I once heard from a young Afghan-American reader who thanked me for writing “a book that shows that not all Afghans are bad.” I worry for this reader, wondering what she must have to deal with in her daily life that makes her feel that such a book is necessary. But I’m honored that she could find some measure of comfort and common ground with Words in the Dust. And I hope that other readers might find an Afghan friend in Zulaikha, a connection to this country that has become such an important part of our own country’s narrative. The Zulaikha I met in Afghanistan didn’t set out to change the world. Instead she inspired me and the soldiers with whom I served. And I hope her namesake character will make a connection with others, one reader at a time.
I recently celebrated the publication of my fourth novel If You’re Reading This. This book, about a sixteen-year-old young man who begins to receive letters that his soldier father wrote before he was killed in the war in Afghanistan, is my attempt to say goodbye to this long war that has affected millions of American young people. My goal with If You’re Reading This isn’t to convince anyone to support or to protest the war, but to offer the reader a sense of what the mission in Afghanistan has meant to Afghans, to the soldiers who served, and to the families who sacrificed in support of that service. If I can help even one young person who has missed his deployed loved ones, then I’ll have done my job. An entire generation of young people has grown up, enduring the sacrifices in support of our long wars, and I believe they deserve to know why. They deserve to know that they’re not alone and that their sacrifices are valued and appreciated.
I wonder if a great deal of the problems we continue to face in society may be at least partially the result of too many people trying to “change the world,” of too many people stuck in a default mode of thinking in sweeping generalizations, of seeing in each person they encounter, not an individual in all his rich complexities, but rather as a subset of a larger group with all the potentially problematic assumptions that view can bring. My YA trilogy Divided We Fall depicts America’s political divide stretched out to its furthest nightmarish extreme. In my story, this division has resulted from two sides, two clashing socio-political ideologies that are both trying to “change the world” for what each of them believes is the better. Instead of communicating with individuals person to person in order to seek common ground and practical solutions, the people in Divided We Fall flock to those whose thoughts and ideologies mirror their own. Safe in those self-affirming alliances, they set about trying to “change the world” by hurling partisan insults and blanket accusations at their adversaries, until all they’re left with is the divide itself.

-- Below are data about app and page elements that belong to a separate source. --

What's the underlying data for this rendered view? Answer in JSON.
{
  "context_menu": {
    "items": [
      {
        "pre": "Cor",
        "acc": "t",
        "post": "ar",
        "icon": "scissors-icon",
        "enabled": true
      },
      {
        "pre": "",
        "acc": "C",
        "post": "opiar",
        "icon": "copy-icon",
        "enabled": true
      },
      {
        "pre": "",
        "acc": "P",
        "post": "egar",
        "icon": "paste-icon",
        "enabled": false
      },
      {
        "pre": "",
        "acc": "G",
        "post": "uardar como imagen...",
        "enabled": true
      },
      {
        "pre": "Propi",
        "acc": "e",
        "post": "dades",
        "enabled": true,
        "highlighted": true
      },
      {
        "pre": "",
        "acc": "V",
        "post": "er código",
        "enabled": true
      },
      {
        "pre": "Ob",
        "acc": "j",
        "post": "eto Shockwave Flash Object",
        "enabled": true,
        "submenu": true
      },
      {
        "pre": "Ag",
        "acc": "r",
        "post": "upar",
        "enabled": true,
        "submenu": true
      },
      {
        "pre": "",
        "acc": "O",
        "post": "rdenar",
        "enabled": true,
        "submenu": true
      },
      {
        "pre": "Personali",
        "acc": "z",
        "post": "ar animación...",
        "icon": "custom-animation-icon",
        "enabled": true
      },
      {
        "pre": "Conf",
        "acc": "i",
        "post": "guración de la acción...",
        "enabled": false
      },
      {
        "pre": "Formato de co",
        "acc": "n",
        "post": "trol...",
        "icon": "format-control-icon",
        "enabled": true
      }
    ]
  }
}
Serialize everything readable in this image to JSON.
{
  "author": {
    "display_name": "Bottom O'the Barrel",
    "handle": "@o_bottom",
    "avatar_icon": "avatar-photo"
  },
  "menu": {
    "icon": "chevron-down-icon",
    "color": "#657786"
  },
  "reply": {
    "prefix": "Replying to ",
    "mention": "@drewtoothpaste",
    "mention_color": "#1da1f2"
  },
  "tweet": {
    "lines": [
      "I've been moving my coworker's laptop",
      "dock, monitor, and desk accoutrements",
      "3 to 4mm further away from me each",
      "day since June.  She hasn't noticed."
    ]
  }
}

Ten years ago, in the violent maw of another divide, Katherine Paterson’s Bridge to Terabithia reminded me of the life saving power of books, of each book’s awesome potential to connect the individual to hope and a better life. I believe that all the wars, weapons, and worries of the world could be overcome if each individual strove to live for the positive and uplifting. Nothing brings an individual to that way of thinking better than the real human connection that is possible through the pages of a book.